--- EXERCISE MATERIAL Enclosed Below ---

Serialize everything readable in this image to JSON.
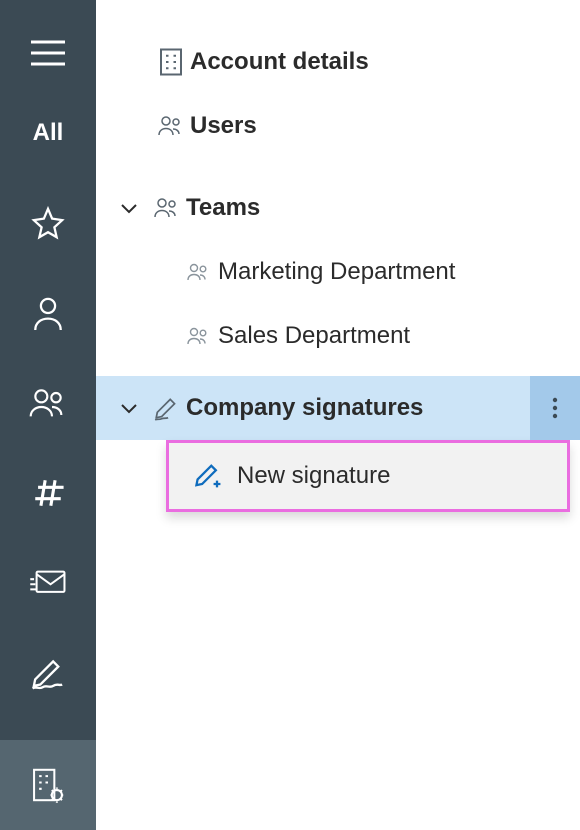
{
  "sidebar": {
    "all_label": "All"
  },
  "tree": {
    "account_details": "Account details",
    "users": "Users",
    "teams": "Teams",
    "marketing": "Marketing Department",
    "sales": "Sales Department",
    "company_signatures": "Company signatures"
  },
  "action": {
    "new_signature": "New signature"
  }
}
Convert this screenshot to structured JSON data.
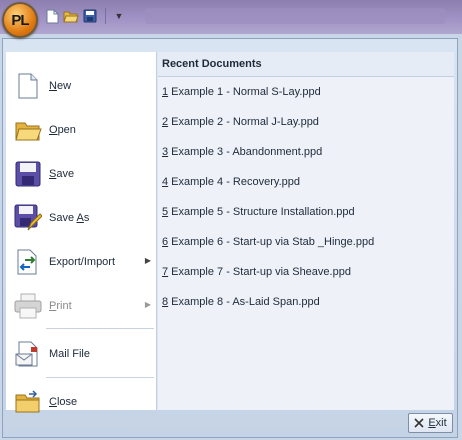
{
  "app": {
    "orb_label": "PL"
  },
  "quick_access": [
    {
      "name": "new-document-icon"
    },
    {
      "name": "open-folder-icon"
    },
    {
      "name": "save-icon"
    }
  ],
  "menu": {
    "items": [
      {
        "label_pre": "",
        "label_u": "N",
        "label_post": "ew",
        "icon": "new-document-icon"
      },
      {
        "label_pre": "",
        "label_u": "O",
        "label_post": "pen",
        "icon": "open-folder-icon"
      },
      {
        "label_pre": "",
        "label_u": "S",
        "label_post": "ave",
        "icon": "save-icon"
      },
      {
        "label_pre": "Save ",
        "label_u": "A",
        "label_post": "s",
        "icon": "save-as-icon"
      },
      {
        "label_pre": "Export/Import",
        "label_u": "",
        "label_post": "",
        "icon": "export-import-icon"
      },
      {
        "label_pre": "",
        "label_u": "P",
        "label_post": "rint",
        "icon": "printer-icon"
      },
      {
        "label_pre": "Mail File",
        "label_u": "",
        "label_post": "",
        "icon": "mail-file-icon"
      },
      {
        "label_pre": "",
        "label_u": "C",
        "label_post": "lose",
        "icon": "close-folder-icon"
      }
    ]
  },
  "recent": {
    "header": "Recent Documents",
    "documents": [
      {
        "num": "1",
        "name": " Example 1 - Normal S-Lay.ppd"
      },
      {
        "num": "2",
        "name": " Example 2 - Normal J-Lay.ppd"
      },
      {
        "num": "3",
        "name": " Example 3 - Abandonment.ppd"
      },
      {
        "num": "4",
        "name": " Example 4 - Recovery.ppd"
      },
      {
        "num": "5",
        "name": " Example 5 - Structure Installation.ppd"
      },
      {
        "num": "6",
        "name": " Example 6 - Start-up via Stab _Hinge.ppd"
      },
      {
        "num": "7",
        "name": " Example 7 - Start-up via Sheave.ppd"
      },
      {
        "num": "8",
        "name": " Example 8 - As-Laid Span.ppd"
      }
    ]
  },
  "exit": {
    "label_u": "E",
    "label_post": "xit"
  }
}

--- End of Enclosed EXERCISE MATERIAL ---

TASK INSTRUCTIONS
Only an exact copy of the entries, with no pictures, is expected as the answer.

OUTPUT OF THE TASK
Serialize everything readable in this image to JSON.
{
  "sidebar": {
    "all_label": "All"
  },
  "tree": {
    "account_details": "Account details",
    "users": "Users",
    "teams": "Teams",
    "marketing": "Marketing Department",
    "sales": "Sales Department",
    "company_signatures": "Company signatures"
  },
  "action": {
    "new_signature": "New signature"
  }
}
Convert this screenshot to structured JSON data.
{
  "app": {
    "orb_label": "PL"
  },
  "quick_access": [
    {
      "name": "new-document-icon"
    },
    {
      "name": "open-folder-icon"
    },
    {
      "name": "save-icon"
    }
  ],
  "menu": {
    "items": [
      {
        "label_pre": "",
        "label_u": "N",
        "label_post": "ew",
        "icon": "new-document-icon"
      },
      {
        "label_pre": "",
        "label_u": "O",
        "label_post": "pen",
        "icon": "open-folder-icon"
      },
      {
        "label_pre": "",
        "label_u": "S",
        "label_post": "ave",
        "icon": "save-icon"
      },
      {
        "label_pre": "Save ",
        "label_u": "A",
        "label_post": "s",
        "icon": "save-as-icon"
      },
      {
        "label_pre": "Export/Import",
        "label_u": "",
        "label_post": "",
        "icon": "export-import-icon"
      },
      {
        "label_pre": "",
        "label_u": "P",
        "label_post": "rint",
        "icon": "printer-icon"
      },
      {
        "label_pre": "Mail File",
        "label_u": "",
        "label_post": "",
        "icon": "mail-file-icon"
      },
      {
        "label_pre": "",
        "label_u": "C",
        "label_post": "lose",
        "icon": "close-folder-icon"
      }
    ]
  },
  "recent": {
    "header": "Recent Documents",
    "documents": [
      {
        "num": "1",
        "name": " Example 1 - Normal S-Lay.ppd"
      },
      {
        "num": "2",
        "name": " Example 2 - Normal J-Lay.ppd"
      },
      {
        "num": "3",
        "name": " Example 3 - Abandonment.ppd"
      },
      {
        "num": "4",
        "name": " Example 4 - Recovery.ppd"
      },
      {
        "num": "5",
        "name": " Example 5 - Structure Installation.ppd"
      },
      {
        "num": "6",
        "name": " Example 6 - Start-up via Stab _Hinge.ppd"
      },
      {
        "num": "7",
        "name": " Example 7 - Start-up via Sheave.ppd"
      },
      {
        "num": "8",
        "name": " Example 8 - As-Laid Span.ppd"
      }
    ]
  },
  "exit": {
    "label_u": "E",
    "label_post": "xit"
  }
}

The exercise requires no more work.